THE RECORDS below:
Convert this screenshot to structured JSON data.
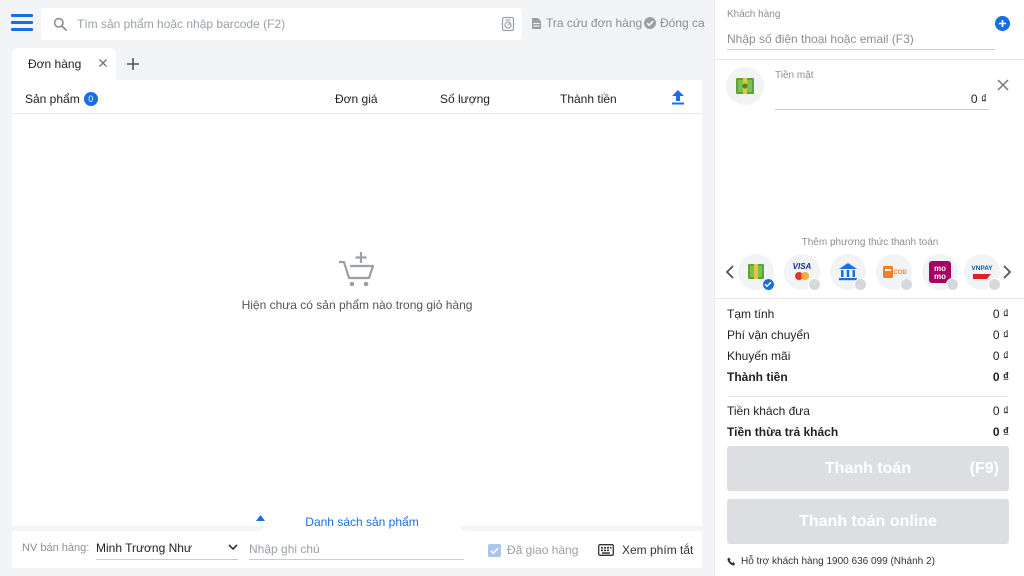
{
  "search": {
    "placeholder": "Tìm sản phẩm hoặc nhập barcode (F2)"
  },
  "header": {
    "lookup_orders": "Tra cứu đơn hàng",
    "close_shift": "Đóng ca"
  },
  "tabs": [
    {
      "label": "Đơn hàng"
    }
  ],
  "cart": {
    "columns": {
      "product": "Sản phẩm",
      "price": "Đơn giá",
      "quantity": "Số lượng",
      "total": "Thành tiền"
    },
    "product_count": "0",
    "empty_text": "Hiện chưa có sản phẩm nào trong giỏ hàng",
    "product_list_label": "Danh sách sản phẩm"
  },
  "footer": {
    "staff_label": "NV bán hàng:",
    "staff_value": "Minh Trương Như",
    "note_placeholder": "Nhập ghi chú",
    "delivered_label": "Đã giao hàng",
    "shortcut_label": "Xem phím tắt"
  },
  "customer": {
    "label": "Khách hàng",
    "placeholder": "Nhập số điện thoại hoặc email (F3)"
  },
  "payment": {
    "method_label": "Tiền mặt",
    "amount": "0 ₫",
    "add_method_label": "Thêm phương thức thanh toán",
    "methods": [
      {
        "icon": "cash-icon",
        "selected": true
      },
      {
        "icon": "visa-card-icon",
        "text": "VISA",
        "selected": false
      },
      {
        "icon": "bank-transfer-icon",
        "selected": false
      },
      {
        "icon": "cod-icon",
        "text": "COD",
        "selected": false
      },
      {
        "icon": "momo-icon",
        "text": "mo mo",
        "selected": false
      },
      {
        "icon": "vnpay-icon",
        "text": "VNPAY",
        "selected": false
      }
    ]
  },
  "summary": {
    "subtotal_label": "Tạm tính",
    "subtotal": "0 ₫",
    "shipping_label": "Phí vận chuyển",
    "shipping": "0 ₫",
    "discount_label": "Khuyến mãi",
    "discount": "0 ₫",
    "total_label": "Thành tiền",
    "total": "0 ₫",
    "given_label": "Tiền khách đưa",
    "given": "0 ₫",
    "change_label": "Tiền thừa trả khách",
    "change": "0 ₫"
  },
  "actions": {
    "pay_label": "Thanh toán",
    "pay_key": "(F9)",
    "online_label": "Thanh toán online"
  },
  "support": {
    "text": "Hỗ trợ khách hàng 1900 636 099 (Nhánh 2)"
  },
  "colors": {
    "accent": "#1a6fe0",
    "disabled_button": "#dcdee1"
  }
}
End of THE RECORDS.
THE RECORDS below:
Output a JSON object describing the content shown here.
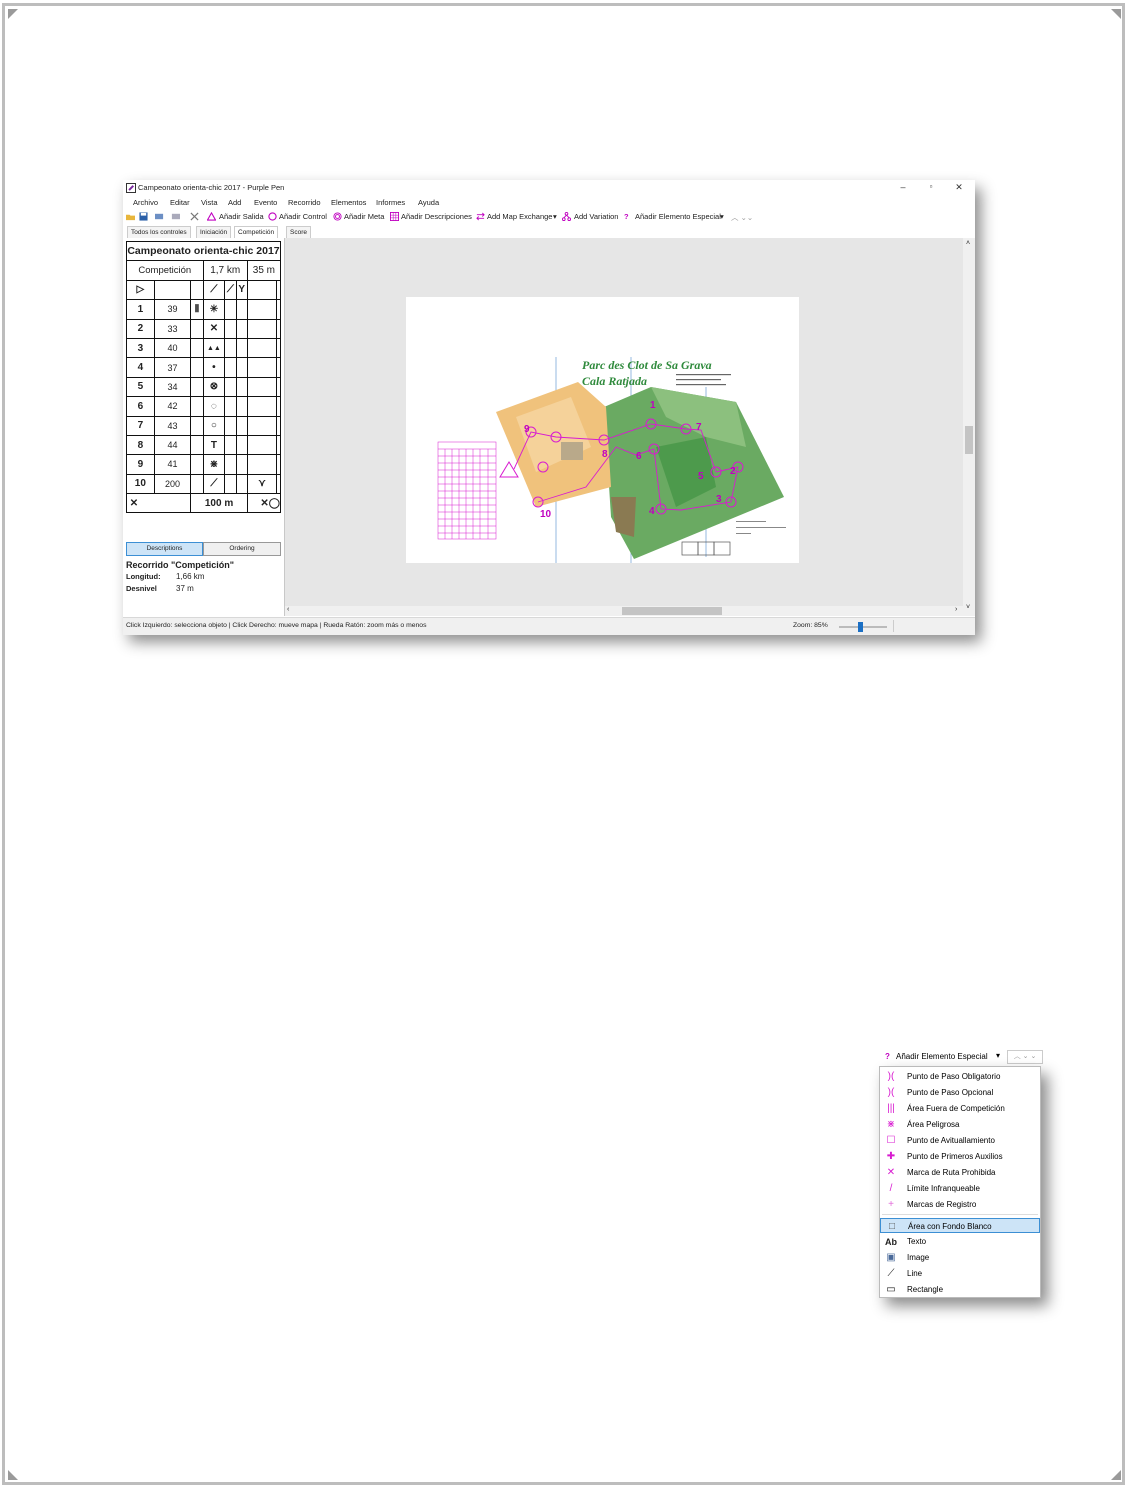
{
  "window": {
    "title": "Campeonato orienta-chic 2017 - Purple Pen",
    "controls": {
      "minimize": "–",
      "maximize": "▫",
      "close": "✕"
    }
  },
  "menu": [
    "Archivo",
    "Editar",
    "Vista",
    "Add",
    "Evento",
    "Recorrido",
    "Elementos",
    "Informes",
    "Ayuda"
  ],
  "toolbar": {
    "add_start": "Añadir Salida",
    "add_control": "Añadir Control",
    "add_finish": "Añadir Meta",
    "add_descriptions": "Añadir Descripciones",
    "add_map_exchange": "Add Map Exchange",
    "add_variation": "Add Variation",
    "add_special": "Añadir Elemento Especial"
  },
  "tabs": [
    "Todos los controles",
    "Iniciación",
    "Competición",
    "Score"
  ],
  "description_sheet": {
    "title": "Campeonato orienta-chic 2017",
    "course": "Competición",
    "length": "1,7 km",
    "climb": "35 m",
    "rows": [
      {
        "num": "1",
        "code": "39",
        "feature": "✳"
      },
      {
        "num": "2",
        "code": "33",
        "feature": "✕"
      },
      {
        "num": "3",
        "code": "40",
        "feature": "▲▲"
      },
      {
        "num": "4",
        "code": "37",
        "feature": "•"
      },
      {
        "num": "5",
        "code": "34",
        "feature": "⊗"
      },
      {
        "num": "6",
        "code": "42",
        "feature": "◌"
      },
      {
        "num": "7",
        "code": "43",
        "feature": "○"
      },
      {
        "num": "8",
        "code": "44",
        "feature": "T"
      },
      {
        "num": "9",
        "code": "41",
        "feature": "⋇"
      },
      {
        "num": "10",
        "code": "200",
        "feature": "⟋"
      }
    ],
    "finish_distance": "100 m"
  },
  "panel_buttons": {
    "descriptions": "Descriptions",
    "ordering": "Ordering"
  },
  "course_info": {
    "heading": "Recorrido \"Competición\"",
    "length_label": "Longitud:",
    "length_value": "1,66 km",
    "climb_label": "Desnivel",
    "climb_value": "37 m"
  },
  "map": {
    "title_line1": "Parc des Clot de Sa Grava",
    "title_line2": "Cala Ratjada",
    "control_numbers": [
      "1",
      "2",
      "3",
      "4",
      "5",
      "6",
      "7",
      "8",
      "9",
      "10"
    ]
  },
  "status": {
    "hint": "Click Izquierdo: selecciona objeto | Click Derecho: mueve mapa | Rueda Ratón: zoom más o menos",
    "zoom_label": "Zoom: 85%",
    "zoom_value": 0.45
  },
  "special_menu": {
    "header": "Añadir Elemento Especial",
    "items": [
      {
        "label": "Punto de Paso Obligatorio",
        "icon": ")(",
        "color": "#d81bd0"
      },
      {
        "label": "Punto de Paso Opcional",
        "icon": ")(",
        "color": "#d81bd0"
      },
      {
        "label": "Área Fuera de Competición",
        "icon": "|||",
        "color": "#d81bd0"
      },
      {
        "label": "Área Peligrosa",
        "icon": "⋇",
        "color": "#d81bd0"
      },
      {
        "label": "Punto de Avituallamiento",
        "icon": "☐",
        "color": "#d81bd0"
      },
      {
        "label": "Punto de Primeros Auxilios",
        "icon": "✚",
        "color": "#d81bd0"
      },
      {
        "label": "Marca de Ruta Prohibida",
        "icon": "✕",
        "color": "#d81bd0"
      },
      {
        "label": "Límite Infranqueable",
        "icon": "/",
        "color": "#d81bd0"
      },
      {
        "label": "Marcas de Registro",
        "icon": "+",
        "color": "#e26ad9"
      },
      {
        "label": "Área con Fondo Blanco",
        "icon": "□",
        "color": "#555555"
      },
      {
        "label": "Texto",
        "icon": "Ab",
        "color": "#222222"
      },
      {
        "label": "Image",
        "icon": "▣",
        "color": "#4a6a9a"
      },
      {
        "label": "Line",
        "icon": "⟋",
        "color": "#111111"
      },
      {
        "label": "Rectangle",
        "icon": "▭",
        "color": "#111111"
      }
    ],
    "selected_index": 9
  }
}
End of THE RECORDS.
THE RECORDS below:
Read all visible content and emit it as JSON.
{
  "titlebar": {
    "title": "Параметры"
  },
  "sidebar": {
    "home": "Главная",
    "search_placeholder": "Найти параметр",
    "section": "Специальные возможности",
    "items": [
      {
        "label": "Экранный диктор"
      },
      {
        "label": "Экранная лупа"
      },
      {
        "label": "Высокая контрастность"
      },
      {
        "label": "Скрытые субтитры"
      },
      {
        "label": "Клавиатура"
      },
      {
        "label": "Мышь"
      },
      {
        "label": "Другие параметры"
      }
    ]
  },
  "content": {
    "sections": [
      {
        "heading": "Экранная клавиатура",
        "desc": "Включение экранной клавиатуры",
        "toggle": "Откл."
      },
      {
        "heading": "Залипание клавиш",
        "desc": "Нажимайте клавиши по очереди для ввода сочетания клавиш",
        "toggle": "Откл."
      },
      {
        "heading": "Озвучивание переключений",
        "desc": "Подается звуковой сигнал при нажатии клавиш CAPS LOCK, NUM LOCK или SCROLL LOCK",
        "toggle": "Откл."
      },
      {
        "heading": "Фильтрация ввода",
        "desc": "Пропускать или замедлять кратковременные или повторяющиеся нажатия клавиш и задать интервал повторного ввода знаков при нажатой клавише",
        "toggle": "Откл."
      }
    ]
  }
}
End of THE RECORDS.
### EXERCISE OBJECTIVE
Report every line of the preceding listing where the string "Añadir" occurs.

### SOLUTION TO THE PROBLEM
    "add_start": "Añadir Salida",
    "add_control": "Añadir Control",
    "add_finish": "Añadir Meta",
    "add_descriptions": "Añadir Descripciones",
    "add_special": "Añadir Elemento Especial"
    "header": "Añadir Elemento Especial",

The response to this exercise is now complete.